A team comprising German and Egyptian restorers displayed the mask in a laboratory in the Egyptian Museum on Tuesday (20 October). They detailed plans for scraping off the epoxy and removing the beard gently before reattaching it by a method to be determined by a joint scientific committee. During the restoration, experts would conduct a detailed study of ancient techniques and materials used to make the mask. They would also research how the mask and beard attachment were originally made and joined.
"We have some uncertainties now, we don't know how deep the glue went inside the beard, and so we don't know how long it will take to remove the beard," said Christian Eckmann, the lead restoration specialist. According to him, the work should take a month or two, most possibly by the end of the year, depending on how long it takes to remove the beard.

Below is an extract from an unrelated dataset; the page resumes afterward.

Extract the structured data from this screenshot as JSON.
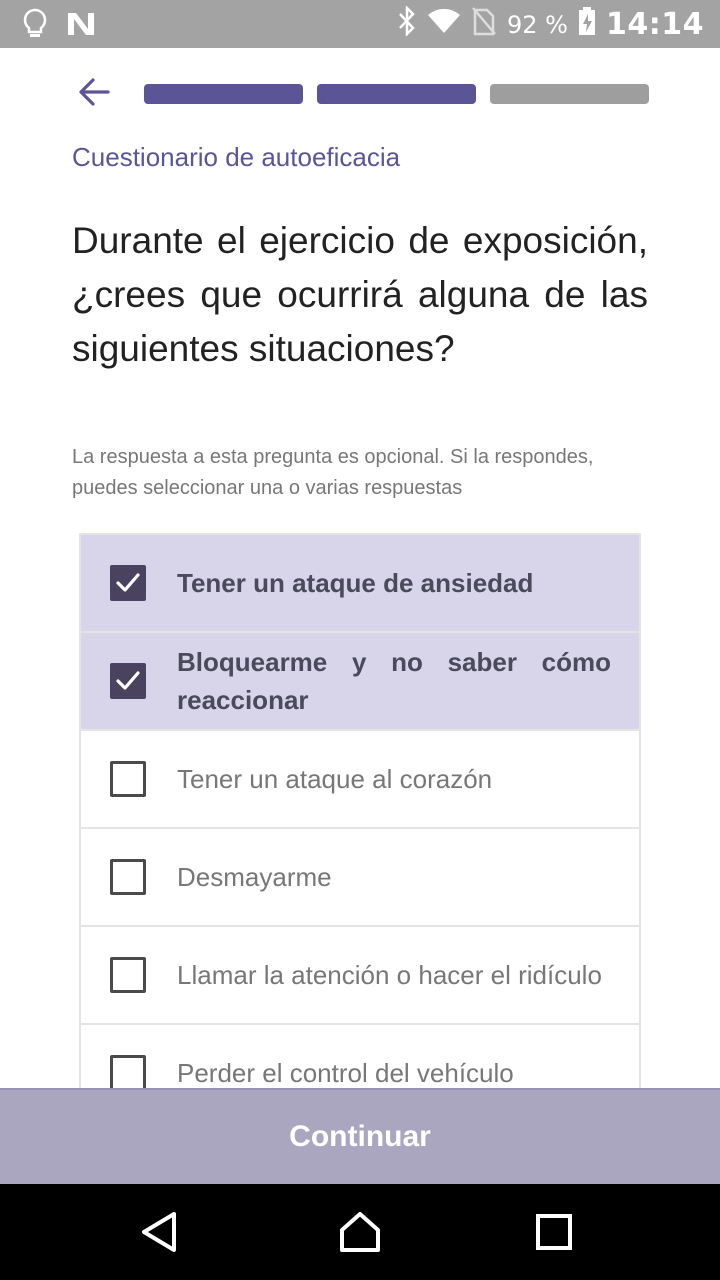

A museum employee accidentally knocked the beard off during work in August 2014, after which it was reattached. The lapse was, however, only revealed in January this year after which the Antiquities Ministry in Egypt quickly called a press conference in damage control mode. Eckmann then said he and an Egyptian team could fix the epoxy-job and avoid permanent damage to the relic.
The 3,300-year-old pharaonic mask was discovered in Tutankhamun's tomb who died aged 19 in 1324 BC after a nine-year-long reign. The 25-pound solid gold funerary mask is a part of treasures found in his burial chamber and is encrusted with lapis lazuli and other semi-precious stones.